In Literacy and Reading News, Brian Scott’ has an article about City National Bank (Los Angeles) and its Reading Is The Way Up(r) program. During February, the bank will provide 4,000 new books to four public elementary schools in Los Angeles. Kindergarteners who attend the February 5 book donation event will each take home a hardcover book! The donation is the culmination of a holiday book drive, where City National Bank matched the 2,000 books donated by Barnes & Noble customers in December 2009.
I would be completely remiss if I didn’t open with a link to Kidlitosphere Central. This is the newest representation of our collective efforts to promote, celebrate, discuss, and encourage reading of all that is related to children’s and young adult literature. Pam Coughlin (aka MotherReader) is the juggernaut behind this venture. Stop by the blogs page and you’ll be finding new resources for years to come!

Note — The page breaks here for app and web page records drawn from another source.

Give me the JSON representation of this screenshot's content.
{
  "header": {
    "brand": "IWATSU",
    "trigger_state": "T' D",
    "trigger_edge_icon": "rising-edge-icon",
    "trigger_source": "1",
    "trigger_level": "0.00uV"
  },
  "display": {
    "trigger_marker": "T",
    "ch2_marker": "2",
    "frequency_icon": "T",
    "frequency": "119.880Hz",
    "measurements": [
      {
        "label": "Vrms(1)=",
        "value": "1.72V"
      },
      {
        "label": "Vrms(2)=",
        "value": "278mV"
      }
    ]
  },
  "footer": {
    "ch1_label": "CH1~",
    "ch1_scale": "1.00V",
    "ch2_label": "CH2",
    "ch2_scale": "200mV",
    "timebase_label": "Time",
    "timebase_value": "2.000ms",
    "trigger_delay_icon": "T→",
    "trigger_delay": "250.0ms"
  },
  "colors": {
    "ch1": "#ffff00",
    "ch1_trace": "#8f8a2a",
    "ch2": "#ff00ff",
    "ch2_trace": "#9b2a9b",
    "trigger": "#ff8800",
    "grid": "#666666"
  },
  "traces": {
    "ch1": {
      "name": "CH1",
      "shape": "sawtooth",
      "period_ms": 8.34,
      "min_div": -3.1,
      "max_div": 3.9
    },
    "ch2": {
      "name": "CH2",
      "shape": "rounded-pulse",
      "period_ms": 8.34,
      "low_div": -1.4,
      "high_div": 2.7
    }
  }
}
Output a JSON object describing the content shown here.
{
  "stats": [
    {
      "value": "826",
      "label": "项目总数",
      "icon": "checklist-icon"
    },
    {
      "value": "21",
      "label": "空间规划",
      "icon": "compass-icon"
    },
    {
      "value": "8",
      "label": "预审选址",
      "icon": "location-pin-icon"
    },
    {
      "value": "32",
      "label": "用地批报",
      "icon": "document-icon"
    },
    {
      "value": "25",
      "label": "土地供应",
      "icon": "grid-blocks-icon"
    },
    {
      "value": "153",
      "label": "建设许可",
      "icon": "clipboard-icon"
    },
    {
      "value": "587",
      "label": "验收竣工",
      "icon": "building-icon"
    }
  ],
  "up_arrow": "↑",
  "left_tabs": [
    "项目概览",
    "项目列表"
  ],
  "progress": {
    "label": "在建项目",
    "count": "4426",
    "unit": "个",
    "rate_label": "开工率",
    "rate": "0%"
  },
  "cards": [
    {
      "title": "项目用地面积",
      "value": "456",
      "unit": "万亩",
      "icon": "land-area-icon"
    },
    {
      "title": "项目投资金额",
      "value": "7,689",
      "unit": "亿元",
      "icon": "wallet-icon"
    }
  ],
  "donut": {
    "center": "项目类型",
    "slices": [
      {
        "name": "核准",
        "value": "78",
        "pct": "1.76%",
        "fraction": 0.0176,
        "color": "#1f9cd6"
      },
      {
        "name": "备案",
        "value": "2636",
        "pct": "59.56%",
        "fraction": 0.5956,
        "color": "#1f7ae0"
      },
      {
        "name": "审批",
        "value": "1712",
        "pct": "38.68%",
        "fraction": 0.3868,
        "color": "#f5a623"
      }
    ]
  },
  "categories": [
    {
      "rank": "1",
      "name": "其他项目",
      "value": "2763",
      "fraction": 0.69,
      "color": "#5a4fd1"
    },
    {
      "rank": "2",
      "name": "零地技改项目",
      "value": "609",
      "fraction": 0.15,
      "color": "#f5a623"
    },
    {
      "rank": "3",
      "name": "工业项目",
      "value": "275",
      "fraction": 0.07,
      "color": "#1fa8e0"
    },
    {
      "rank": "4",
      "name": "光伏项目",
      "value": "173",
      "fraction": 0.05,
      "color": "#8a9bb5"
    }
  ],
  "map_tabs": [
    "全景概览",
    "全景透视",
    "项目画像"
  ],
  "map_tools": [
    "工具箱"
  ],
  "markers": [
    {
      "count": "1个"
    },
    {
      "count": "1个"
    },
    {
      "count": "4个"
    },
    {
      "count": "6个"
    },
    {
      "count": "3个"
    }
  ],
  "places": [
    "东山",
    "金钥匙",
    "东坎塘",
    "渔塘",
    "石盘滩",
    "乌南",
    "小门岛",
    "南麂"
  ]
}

In clicking through the links on RIF’s page of Motivational ideas, I came across EagerReaders.com, a resource for “helping parents find good books.” One the website, you’ll find helpful information for encouraging reading and book lists (more than 800 books sorted by category or reading level). Reviews are on the Eager Readers blog.
For those of us who work with books for children, Friday’s CPSC Ruling to put off testing in some products is huge. Lead in children’s products is a serious issue. That said, the CPSC’s everything-including-the-kitchen-sink testing program would have had devastating impact on bookstores and libraries. The “stay of testing” will give the panel more time to evaluate the rules, and “COULD relieve certain materials and products from lead testing.” (emphasis mine)
Want to be treated like a rock star? Can you teach in the UK? Are you a guy? According to this article in The Telegraph, only 13% of elementary school teachers in England are male. Ironically enough, it is the economy that is pushing men to consider teaching. Applications are up 40%. These quotes are worth repeating:
- Matthew Friday (32): “There is too much work and a lot of pressure, but I have some really experienced colleagues who are great role models for me. It is the only job I have ever really enjoyed doing and I feel so lucky that I don’t dread Monday mornings.” (emphasis mine)
- Simon Horrocks (40): “if you are motivated by self-worth and want to make a difference, there is nothing more rewarding.”
February calendar clipart courtesy of classroomclipart.com